This was the first episode to air, in March of 2009, although it wasn’t the first conversation I recorded for the show. I figured there was no better choice for the grand opening than Wooden, who was 98 at the time.
I had talked with Wooden on the telephone several times over the years, and met him once when he accompanied Steve Lavin to Purdue in the early 1990s. So, when the Star wanted to do a story on Wooden as part of its Final Four coverage in 2006, I was asked to visit him at his humble condo in Encino, Calif. I flew out and spent an evening with him. He had a cold, so we sat in his legendary den, filled with all that memorabilia, and talked. He wore a blue bathrobe and slippers over white athletic socks pulled up to his knees. It was one of the most surreal experiences of my life, sitting there with a legendary figure in such a casual setting. The photo here shows my return trip to Wooden’s home, with a Star photograper.
It had been three years since I had visited with Wooden when I began One on One, and his health was beginning to slip. He had fallen a year earlier and laid on the floor all night until the athletic trainer UCLA sent over every morning to put him through exercises found him. I wasn’t sure he would be able or willing to do it, but he agreed. I also knew I wanted to talk with him long enough for two episodes if possible, but didn’t want to be greedy.
As the conversation progressed, I began feeling uncomfortable for keeping him on the phone for so long. I paused a few times and asked if he wanted to stop, but he always said he was fine. Finally, the guilt overwhelmed me and I let him go. I wish now I’d drained every last second out of him, because this probably was the last extensive interview he conducted. He did one a few months before he died with Rick Reilly for ESPN, but it was brief and he was barely coherent. There were a few details of his life I didn’t explore in enough detail, but we talked long enough for two shows, with inserts from three of his former players: Hoosiers Pete Trgovich and Mike Warren, and Andrew Hill, who wrote a book on the impact Wooden had on his life.
Critics might note that I didn’t ask Wooden about Sam Gilbert, who did favors for his players and helped put UCLA on probation in the early Eighties. A lot of people love to bring up Gilbert whenever Wooden’s name comes up, as if Wooden couldn’t have won championships without him. That’s wrong on many levels. I didn’t ask Wooden about Gilbert because time was limited and I thought there were more relevant topics to explore. Maybe I was wrong, but to get into Gilbert would have required another 10 or 15 minutes, and based on my research and conversations I’ve always believed Gilbert’s impact on Wooden’s program has been overblown by some, particularly jealous (former) coaches. I’ve heard one say Lew Alcindor wrote in his book that he went to UCLA as a walk-on, so he could be paid. I’ve read that book, and see nothing in there along those lines.

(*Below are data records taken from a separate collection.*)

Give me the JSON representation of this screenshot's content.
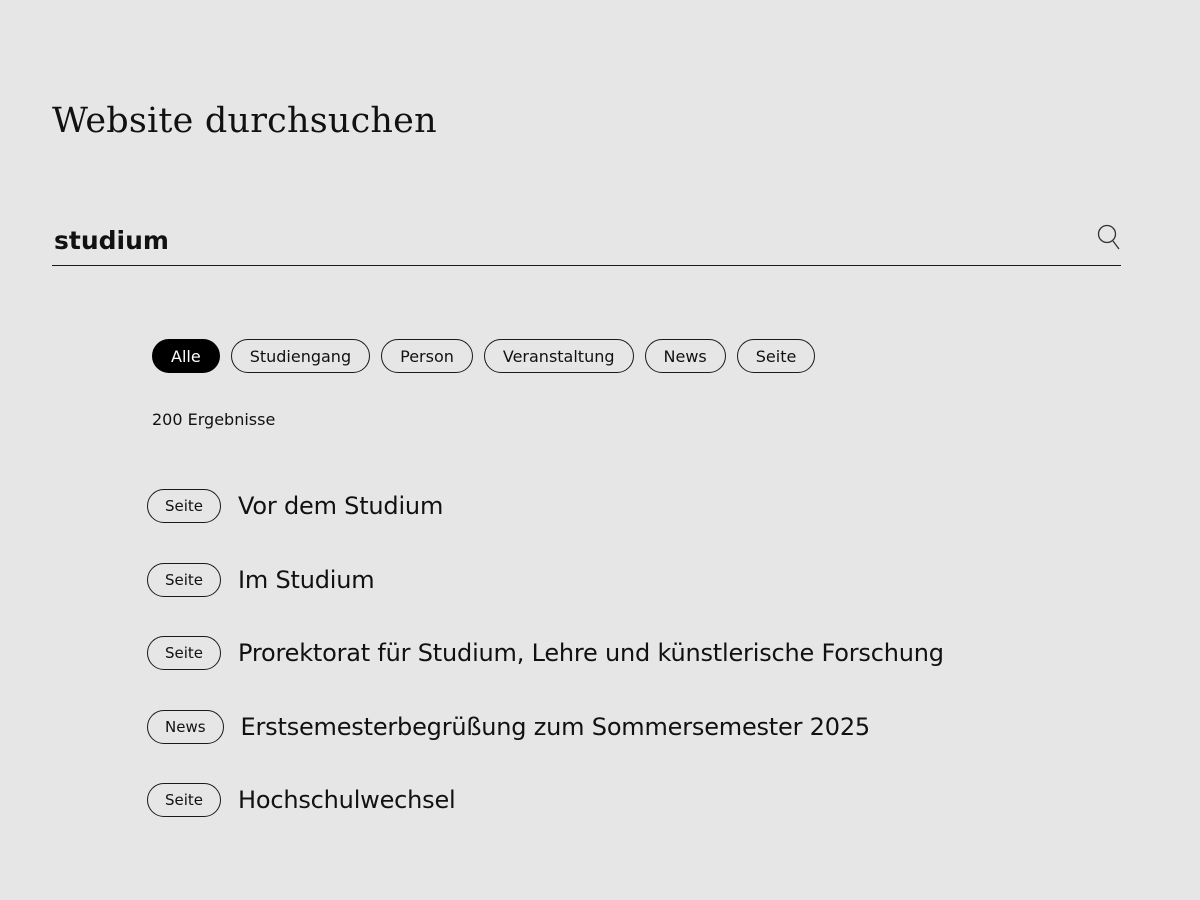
{
  "header": {
    "title": "Website durchsuchen"
  },
  "search": {
    "value": "studium",
    "icon": "search-icon"
  },
  "filters": [
    {
      "label": "Alle",
      "active": true
    },
    {
      "label": "Studiengang",
      "active": false
    },
    {
      "label": "Person",
      "active": false
    },
    {
      "label": "Veranstaltung",
      "active": false
    },
    {
      "label": "News",
      "active": false
    },
    {
      "label": "Seite",
      "active": false
    }
  ],
  "results_count": "200 Ergebnisse",
  "results": [
    {
      "tag": "Seite",
      "title": "Vor dem Studium"
    },
    {
      "tag": "Seite",
      "title": "Im Studium"
    },
    {
      "tag": "Seite",
      "title": "Prorektorat für Studium, Lehre und künstlerische Forschung"
    },
    {
      "tag": "News",
      "title": "Erstsemesterbegrüßung zum Sommersemester 2025"
    },
    {
      "tag": "Seite",
      "title": "Hochschulwechsel"
    }
  ],
  "colors": {
    "background": "#e6e6e6",
    "text": "#111111",
    "active_chip": "#000000"
  }
}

It merits exploration, though. Wooden should have contained it better, but I don’t believe he won games because of Gilbert. His two Indiana recruits, Pete Trgovich and Mike Warren, have told me more than once they received no favors to go to UCLA. And Alcindor/Jabbar claimed he went to UCLA because Wooden didn’t pressure him and seemed genuinely interested in him as a student. That’s definitely in the book.
Gilbert did not become involved in any way with Wooden’s program until after UCLA had won its first two championships. Gilbert also was not a UCLA alum, which is relevant regarding NCAA rules at the time. And, recruiting rules were much different in the 1960s than today.
I’m not saying Wooden is blameless regarding Gilbert. I am saying Gilbert’s role tends to become exaggerated by many. I’m also saying the majority of successful coaches of major programs have had their own version of Sam Gilbert. Bob Knight included. One of Knight’s players, someone well-known to IU fans, told me he once drove to a city north of Bloomington to pick up a new car. New to him, anyway. It was slightly used, but a really nice car. When he opened the trunk, a set of new golf clubs was inside. I asked him if Knight had set it up. He said he wasn’t sure, but Knight knew he had received the car. Few programs are holier than thou.
Both of these episodes with Wooden aired four times on the radio: the show’s debut, on his 99th birthday, leading into the airing of the Wooden Tradition in which Purdue was playing and after Wooden’s death in 2010, about four months shy of his 100th birthday. These podcasts consist of the tribute episodes, but the only difference is the intro and closing. Hopefully they’ll still be interesting 100 years from now.
First airing 2009
Tagged with: Indiana State basketball, John Wooden, Martinsville High School state champions, Naismith Basketball Hall of Fame, Purdue University All-American basketball, UCLA basketball